In the Community
African Americans for Planned Parenthood works to strengthen the entire community in three main ways:
- 1. Health
Planned Parenthood health centers provide quality health care for all communities. In 2011, 15 percent of Planned Parenthood patients were African Americans —400,000 people. Between 2002 and 2011, the number of African-American patients increased by 26 percent, with a 155 percent increase in African-American male patients. Planned Parenthood provides many different health services including birth control information and services, pregnancy tests, STI tests, Pap tests, and breast exams. Birth control services and information alone comes to 2 million patients, including nearly 240,000 African-American women.
- 2. Education
Planned Parenthood is the largest provider of sex education in the country. We provide accurate, non-judgmental sex education and information both in person and online. Planned Parenthood affiliates deliver in-person sex education to over 1 million people each year. We are also creating innovative new ways to reach people where and when they need information and resources the most. Our goal is to improve the sexual health of young people (15-24), particularly African American and Latino youth, through engaging, culturally appropriate, online and mobile education projects. For example, Planned Parenthood's chat and text program has reached over 160,000 people since its initiation. These digital projects supplement the wide array of excellent education offerings Planned Parenthood affiliates offer in their communities.

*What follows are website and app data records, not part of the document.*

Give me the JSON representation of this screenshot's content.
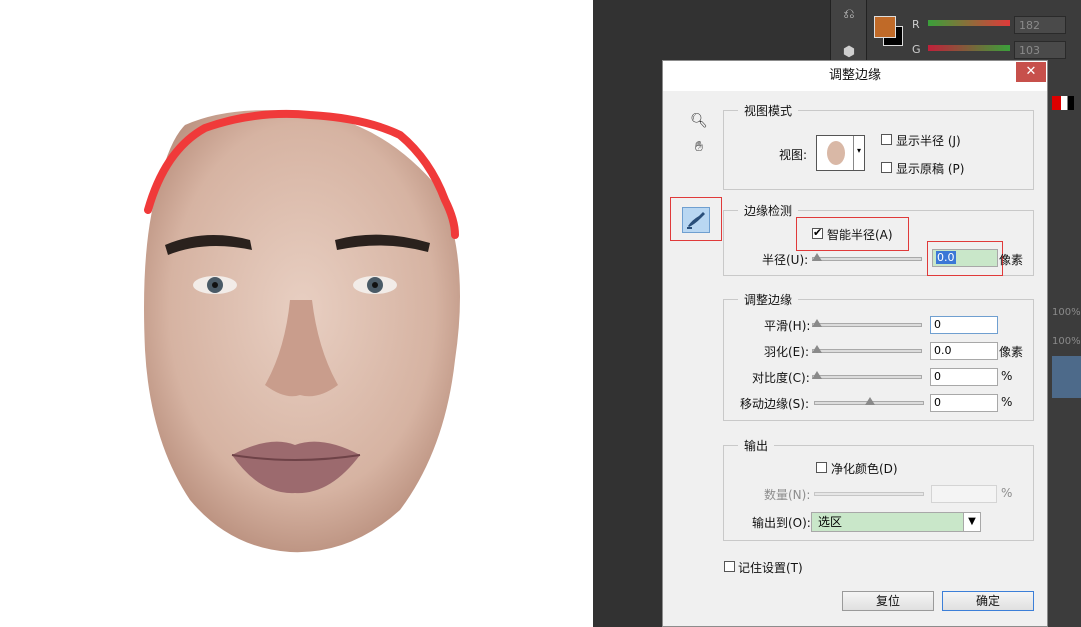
{
  "dialog": {
    "title": "调整边缘",
    "close_label": "✕",
    "view_mode": {
      "title": "视图模式",
      "view_label": "视图:",
      "show_radius": "显示半径 (J)",
      "show_original": "显示原稿 (P)"
    },
    "edge_detection": {
      "title": "边缘检测",
      "smart_radius": "智能半径(A)",
      "radius_label": "半径(U):",
      "radius_value": "0.0",
      "radius_unit": "像素"
    },
    "adjust_edge": {
      "title": "调整边缘",
      "smooth_label": "平滑(H):",
      "smooth_value": "0",
      "feather_label": "羽化(E):",
      "feather_value": "0.0",
      "feather_unit": "像素",
      "contrast_label": "对比度(C):",
      "contrast_value": "0",
      "contrast_unit": "%",
      "shift_label": "移动边缘(S):",
      "shift_value": "0",
      "shift_unit": "%"
    },
    "output": {
      "title": "输出",
      "decontaminate": "净化颜色(D)",
      "amount_label": "数量(N):",
      "amount_unit": "%",
      "output_to_label": "输出到(O):",
      "output_to_value": "选区"
    },
    "remember": "记住设置(T)",
    "reset_button": "复位",
    "ok_button": "确定"
  },
  "color_panel": {
    "r_label": "R",
    "r_value": "182",
    "g_label": "G",
    "g_value": "103",
    "foreground": "#c06a28",
    "background": "#000000",
    "pct1": "100%",
    "pct2": "100%"
  },
  "icons": {
    "zoom": "zoom-icon",
    "hand": "hand-icon",
    "refine_brush": "refine-radius-brush-icon"
  }
}
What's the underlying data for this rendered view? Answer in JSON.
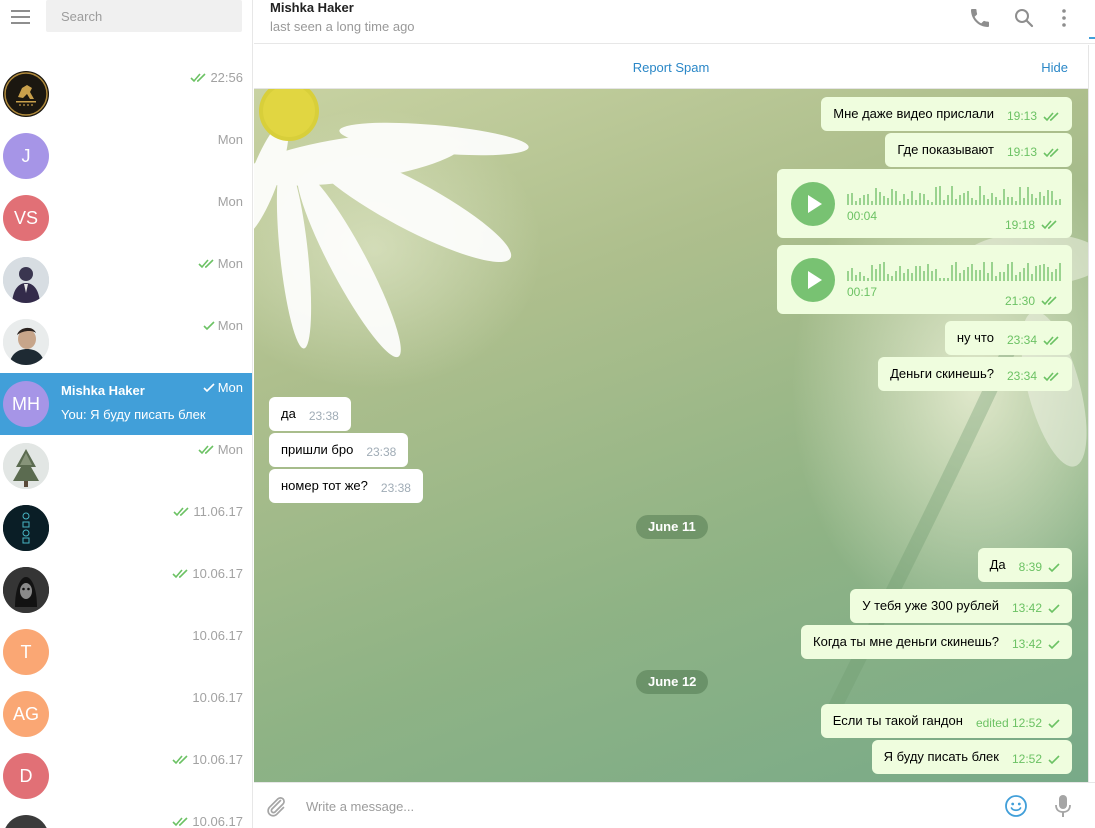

- 3. Advocacy
People deserve quality health care. Advocates know the importance of action in making that a reality for individuals. Advocates know the importance of speaking up. Planned Parenthood organizations promote and defend policies that protect and expand African-American's sexual and reproductive rights and their intersection with other social justice issues. Planned Parenthood is deeply committed to the fundamental right of each individual, throughout the world, to manage his or her fertility, regardless of the individual's income, marital status, race, ethnicity, sexual orientation, age, national origin, or residence. We believe that respect and value for diversity in all aspects of our work are essential to our well-being.
Highlights from Our Past Work:
A Vital Service
As part of our advocacy work we produced the compelling documentary, A Vital Service: African-American Stories of Reproductive Health Care. Produced by Planned Parenthood Federation of America, it provides a powerful glance at the clinicians, educators, patients, activists, and supporters in African-American communities. The film includes personal stories from the women and families who have benefitted from having access to the critical health services offered at Planned Parenthood health centers. The film aims to spur a dialogue on topics that are often seen as taboo or difficult, particularly in the African-American community. The film can be used to build support for important services, such as cancer screenings, Pap tests, affordable birth control, and testing and treatment of sexually transmitted infections. And it can help eliminate the stigma associated with talking about sexual and reproductive health.
A Vital Service premiered nationally in Washington, DC, New York, NY, and Atlanta, GA, and on over 70 college campuses (including several historically black colleges and universities). The film is still equally compelling and during Black History Month 2013 we are encouraging showings of this moving film.
Watch the full film (20 minutes)
Actor and activist Gabrielle Union participated on a panel to discuss the attacks on women's health at a luncheon on January 27, 2012, in New York City. The event was a special event of the Planned Parenthood Action Fund. Gabrielle was joined on the panel by Cecile Richards, president of Planned Parenthood Action Fund, CindiLeive, editor-in-chief of Glamour, Congresswoman Shelley Berkley, and actors Julianne Moore, Maggie Gyllenhaal, and America Ferrera. (Photo: Actors Julianne Moore, America Ferrera, and Gabrielle Union).
Actor Tamara Tunie (Law & Order: Special Victims Unit) and New York City Councilmember Letitia James co-hosted a screening of the documentary, A Vital Service: African-American Stories of Reproductive Health Care on February 27, 2012, in New York City. Screenings were also held in Washington, DC, and Atlanta, and on dozens of college campuses around the country, including several HBCUs. (Photo: NYC Councilmember Letitia James, Dr. Vanessa Cullins, PPFA Vice President of External Medical Affairs, and actor Tamara Tunie).
NAACP National Convention, Orlando, FL, July 13-17, 2013